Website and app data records
-------------------------
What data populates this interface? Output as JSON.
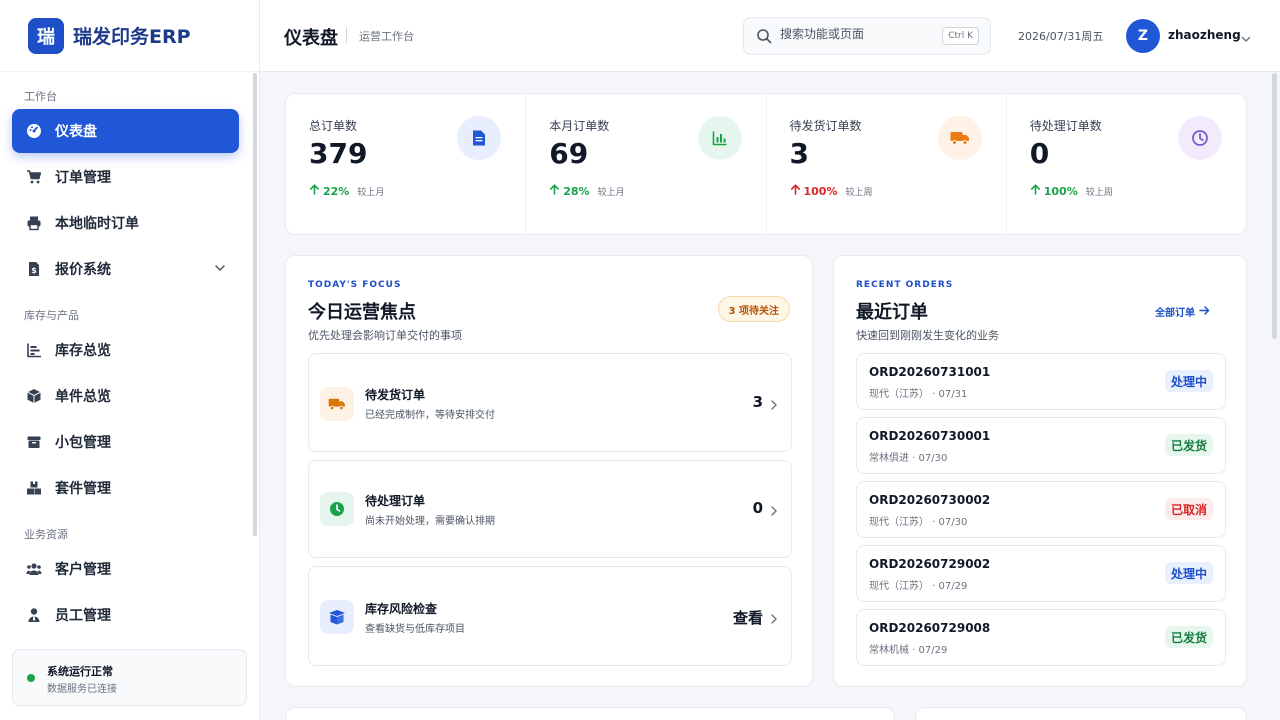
{
  "brand": {
    "logo_char": "瑞",
    "name": "瑞发印务ERP"
  },
  "sidebar": {
    "sections": [
      "工作台",
      "库存与产品",
      "业务资源"
    ],
    "items": [
      {
        "label": "仪表盘",
        "icon": "dashboard-gauge-icon",
        "active": true
      },
      {
        "label": "订单管理",
        "icon": "cart-icon"
      },
      {
        "label": "本地临时订单",
        "icon": "printer-icon"
      },
      {
        "label": "报价系统",
        "icon": "price-document-icon"
      },
      {
        "label": "库存总览",
        "icon": "bar-chart-icon"
      },
      {
        "label": "单件总览",
        "icon": "box-icon"
      },
      {
        "label": "小包管理",
        "icon": "package-icon"
      },
      {
        "label": "套件管理",
        "icon": "boxes-icon"
      },
      {
        "label": "客户管理",
        "icon": "users-icon"
      },
      {
        "label": "员工管理",
        "icon": "user-tie-icon"
      }
    ],
    "status": {
      "title": "系统运行正常",
      "subtitle": "数据服务已连接",
      "color": "#16a34a"
    }
  },
  "header": {
    "title": "仪表盘",
    "subtitle": "运营工作台",
    "search_placeholder": "搜索功能或页面",
    "shortcut": "Ctrl K",
    "date": "2026/07/31周五",
    "avatar_initial": "Z",
    "username": "zhaozheng"
  },
  "stats": [
    {
      "label": "总订单数",
      "value": "379",
      "change": "22%",
      "compare": "较上月",
      "trend": "up",
      "trend_color": "#16a34a",
      "icon": "document-icon",
      "icon_bg": "#e8eefd",
      "icon_color": "#2057d6"
    },
    {
      "label": "本月订单数",
      "value": "69",
      "change": "28%",
      "compare": "较上月",
      "trend": "up",
      "trend_color": "#16a34a",
      "icon": "chart-icon",
      "icon_bg": "#e6f6ee",
      "icon_color": "#16a34a"
    },
    {
      "label": "待发货订单数",
      "value": "3",
      "change": "100%",
      "compare": "较上周",
      "trend": "up",
      "trend_color": "#dc2626",
      "icon": "truck-icon",
      "icon_bg": "#fef1e6",
      "icon_color": "#ea7a14"
    },
    {
      "label": "待处理订单数",
      "value": "0",
      "change": "100%",
      "compare": "较上周",
      "trend": "up",
      "trend_color": "#16a34a",
      "icon": "clock-icon",
      "icon_bg": "#f1ebfd",
      "icon_color": "#7c5ac9"
    }
  ],
  "focus": {
    "eyebrow": "TODAY'S FOCUS",
    "title": "今日运营焦点",
    "subtitle": "优先处理会影响订单交付的事项",
    "pill": "3 项待关注",
    "items": [
      {
        "title": "待发货订单",
        "desc": "已经完成制作，等待安排交付",
        "value": "3",
        "icon": "truck-icon"
      },
      {
        "title": "待处理订单",
        "desc": "尚未开始处理，需要确认排期",
        "value": "0",
        "icon": "clock-icon"
      },
      {
        "title": "库存风险检查",
        "desc": "查看缺货与低库存项目",
        "value": "查看",
        "icon": "box-open-icon"
      }
    ]
  },
  "recent": {
    "eyebrow": "RECENT ORDERS",
    "title": "最近订单",
    "subtitle": "快速回到刚刚发生变化的业务",
    "all_link": "全部订单",
    "orders": [
      {
        "id": "ORD20260731001",
        "meta": "现代（江苏） · 07/31",
        "status": "处理中",
        "kind": "blue"
      },
      {
        "id": "ORD20260730001",
        "meta": "常林俱进 · 07/30",
        "status": "已发货",
        "kind": "green"
      },
      {
        "id": "ORD20260730002",
        "meta": "现代（江苏） · 07/30",
        "status": "已取消",
        "kind": "red"
      },
      {
        "id": "ORD20260729002",
        "meta": "现代（江苏） · 07/29",
        "status": "处理中",
        "kind": "blue"
      },
      {
        "id": "ORD20260729008",
        "meta": "常林机械 · 07/29",
        "status": "已发货",
        "kind": "green"
      }
    ]
  }
}
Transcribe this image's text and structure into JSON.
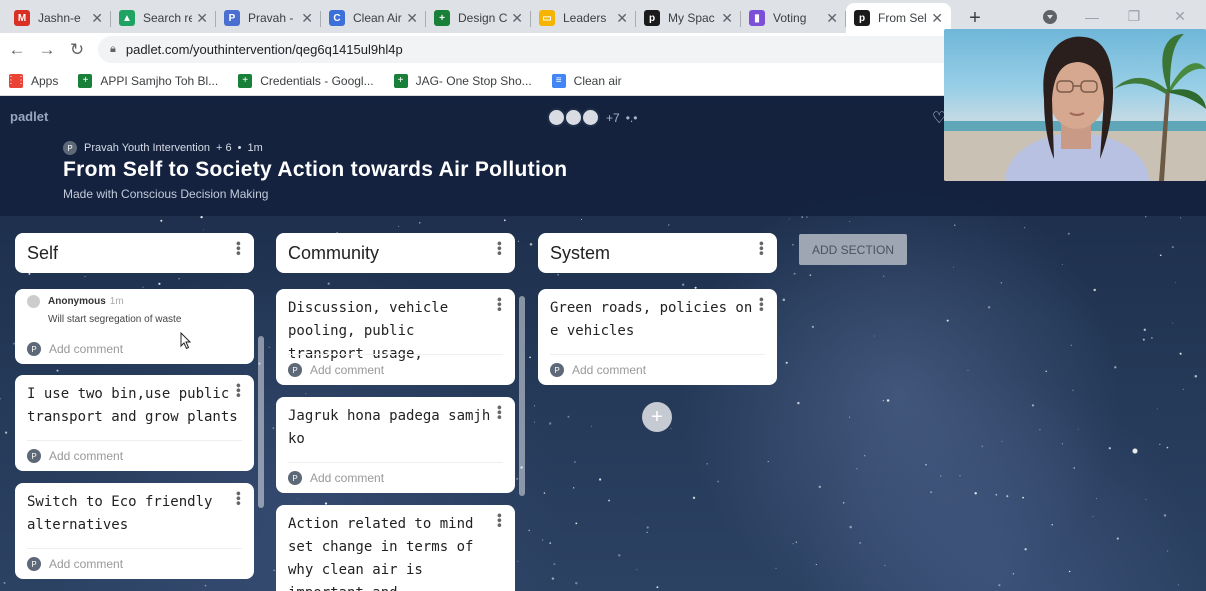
{
  "tabs": [
    {
      "title": "Jashn-e",
      "icon": "gmail-icon",
      "color": "#d93025",
      "glyph": "M"
    },
    {
      "title": "Search re",
      "icon": "drive-icon",
      "color": "#1ea362",
      "glyph": "▲"
    },
    {
      "title": "Pravah -",
      "icon": "forms-icon",
      "color": "#4a6fd1",
      "glyph": "P"
    },
    {
      "title": "Clean Air",
      "icon": "chrome-icon",
      "color": "#3d6fd8",
      "glyph": "C"
    },
    {
      "title": "Design C",
      "icon": "sheets-icon",
      "color": "#188038",
      "glyph": "+"
    },
    {
      "title": "Leaders",
      "icon": "slides-icon",
      "color": "#f4b400",
      "glyph": "▭"
    },
    {
      "title": "My Spac",
      "icon": "padlet-icon",
      "color": "#1b1b1b",
      "glyph": "p"
    },
    {
      "title": "Voting",
      "icon": "chart-icon",
      "color": "#7b4fd8",
      "glyph": "▮"
    },
    {
      "title": "From Sel",
      "icon": "padlet-icon",
      "color": "#1b1b1b",
      "glyph": "p"
    }
  ],
  "address": {
    "url": "padlet.com/youthintervention/qeg6q1415ul9hl4p"
  },
  "bookmarks": [
    {
      "label": "Apps",
      "icon": "apps-grid-icon",
      "color": "#ea4335",
      "glyph": "⋮⋮"
    },
    {
      "label": "APPI Samjho Toh Bl...",
      "icon": "sheets-icon",
      "color": "#188038",
      "glyph": "+"
    },
    {
      "label": "Credentials - Googl...",
      "icon": "sheets-icon",
      "color": "#188038",
      "glyph": "+"
    },
    {
      "label": "JAG- One Stop Sho...",
      "icon": "sheets-icon",
      "color": "#188038",
      "glyph": "+"
    },
    {
      "label": "Clean air",
      "icon": "docs-icon",
      "color": "#4285f4",
      "glyph": "≡"
    }
  ],
  "padlet": {
    "logo": "padlet",
    "collaborators_more": "+7",
    "author": "Pravah Youth Intervention",
    "author_initial": "P",
    "contributors": "+ 6",
    "time": "1m",
    "title": "From Self to Society Action towards Air Pollution",
    "subtitle": "Made with Conscious Decision Making",
    "add_section": "ADD SECTION",
    "add_comment": "Add comment"
  },
  "columns": [
    {
      "name": "Self"
    },
    {
      "name": "Community"
    },
    {
      "name": "System"
    }
  ],
  "posts": {
    "self": [
      {
        "author": "Anonymous",
        "time": "1m",
        "text": "Will start segregation of waste"
      },
      {
        "text": "I use two bin,use public transport and grow plants"
      },
      {
        "text": "Switch to Eco friendly alternatives"
      }
    ],
    "community": [
      {
        "text": "Discussion, vehicle pooling, public transport usage,"
      },
      {
        "text": "Jagruk hona padega samjh ko"
      },
      {
        "text": "Action related to mind set change in terms of why clean air is important and"
      }
    ],
    "system": [
      {
        "text": "Green roads, policies on e vehicles"
      }
    ]
  }
}
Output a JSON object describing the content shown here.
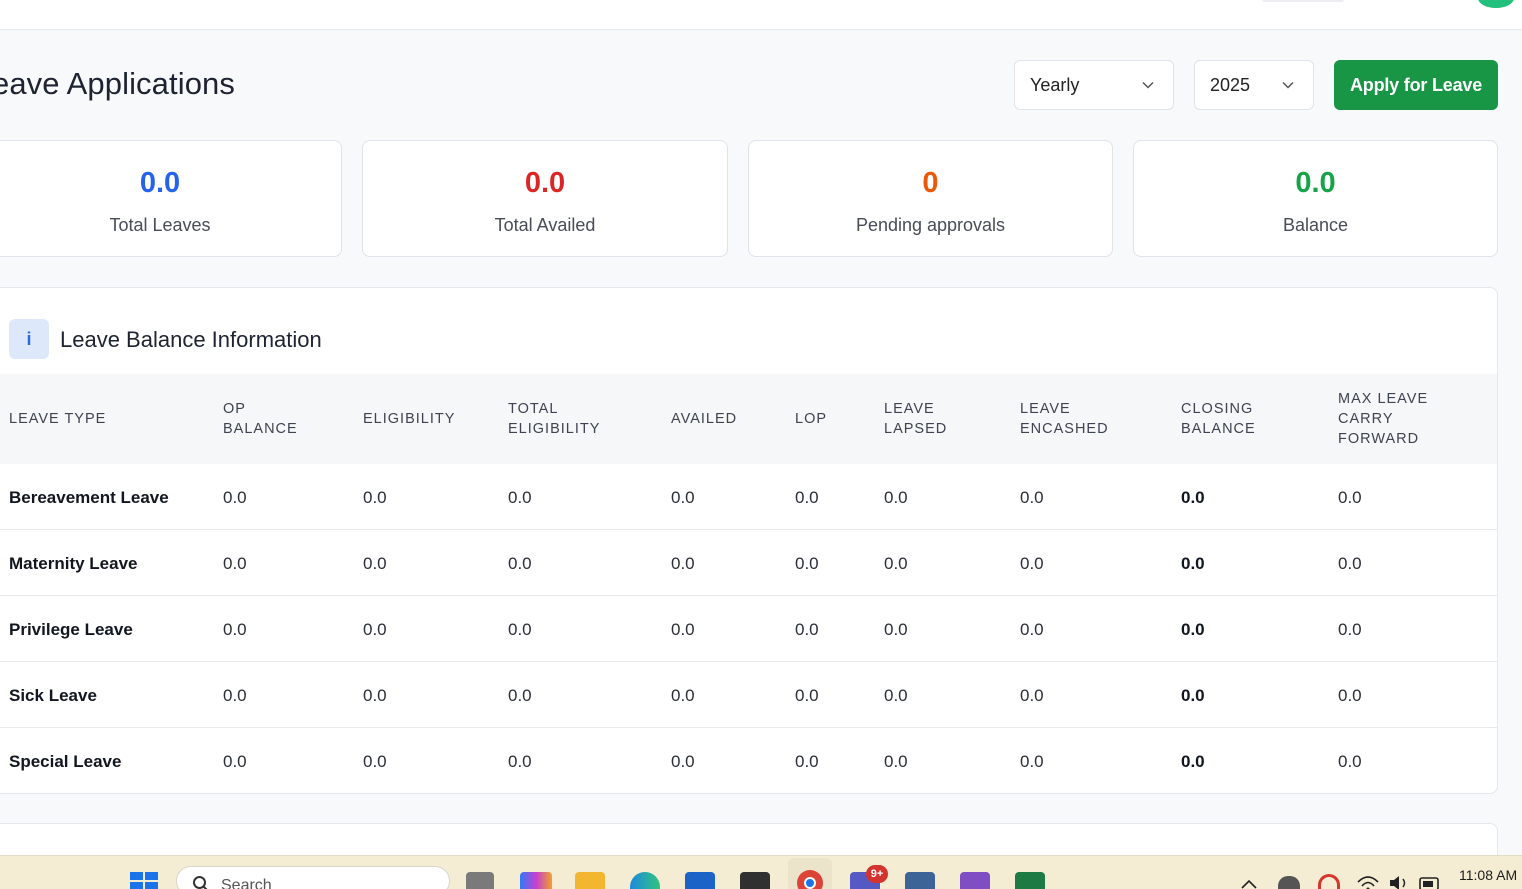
{
  "page": {
    "title": "eave Applications",
    "period_select": "Yearly",
    "year_select": "2025",
    "apply_button": "Apply for Leave"
  },
  "stats": [
    {
      "value": "0.0",
      "label": "Total Leaves",
      "color": "#2563eb"
    },
    {
      "value": "0.0",
      "label": "Total Availed",
      "color": "#dc2626"
    },
    {
      "value": "0",
      "label": "Pending approvals",
      "color": "#ea580c"
    },
    {
      "value": "0.0",
      "label": "Balance",
      "color": "#16a34a"
    }
  ],
  "balance_section": {
    "icon_text": "i",
    "title": "Leave Balance Information",
    "columns": [
      "Leave Type",
      "OP Balance",
      "Eligibility",
      "Total Eligibility",
      "Availed",
      "LOP",
      "Leave Lapsed",
      "Leave Encashed",
      "Closing Balance",
      "Max Leave Carry Forward"
    ],
    "rows": [
      {
        "type": "Bereavement Leave",
        "op": "0.0",
        "eligibility": "0.0",
        "total": "0.0",
        "availed": "0.0",
        "lop": "0.0",
        "lapsed": "0.0",
        "encashed": "0.0",
        "closing": "0.0",
        "max_cf": "0.0"
      },
      {
        "type": "Maternity Leave",
        "op": "0.0",
        "eligibility": "0.0",
        "total": "0.0",
        "availed": "0.0",
        "lop": "0.0",
        "lapsed": "0.0",
        "encashed": "0.0",
        "closing": "0.0",
        "max_cf": "0.0"
      },
      {
        "type": "Privilege Leave",
        "op": "0.0",
        "eligibility": "0.0",
        "total": "0.0",
        "availed": "0.0",
        "lop": "0.0",
        "lapsed": "0.0",
        "encashed": "0.0",
        "closing": "0.0",
        "max_cf": "0.0"
      },
      {
        "type": "Sick Leave",
        "op": "0.0",
        "eligibility": "0.0",
        "total": "0.0",
        "availed": "0.0",
        "lop": "0.0",
        "lapsed": "0.0",
        "encashed": "0.0",
        "closing": "0.0",
        "max_cf": "0.0"
      },
      {
        "type": "Special Leave",
        "op": "0.0",
        "eligibility": "0.0",
        "total": "0.0",
        "availed": "0.0",
        "lop": "0.0",
        "lapsed": "0.0",
        "encashed": "0.0",
        "closing": "0.0",
        "max_cf": "0.0"
      }
    ]
  },
  "taskbar": {
    "search_placeholder": "Search",
    "time": "11:08 AM",
    "teams_badge": "9+",
    "icons": [
      "windows-start-icon",
      "search-icon",
      "task-view-icon",
      "copilot-icon",
      "file-explorer-icon",
      "edge-icon",
      "store-icon",
      "sticky-notes-icon",
      "chrome-icon",
      "teams-icon",
      "postgres-icon",
      "visual-studio-icon",
      "excel-icon",
      "chevron-up-icon",
      "wifi-icon",
      "volume-icon",
      "battery-icon"
    ]
  }
}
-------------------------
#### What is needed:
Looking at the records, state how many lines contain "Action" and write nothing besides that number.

#### Result for this exercise:
2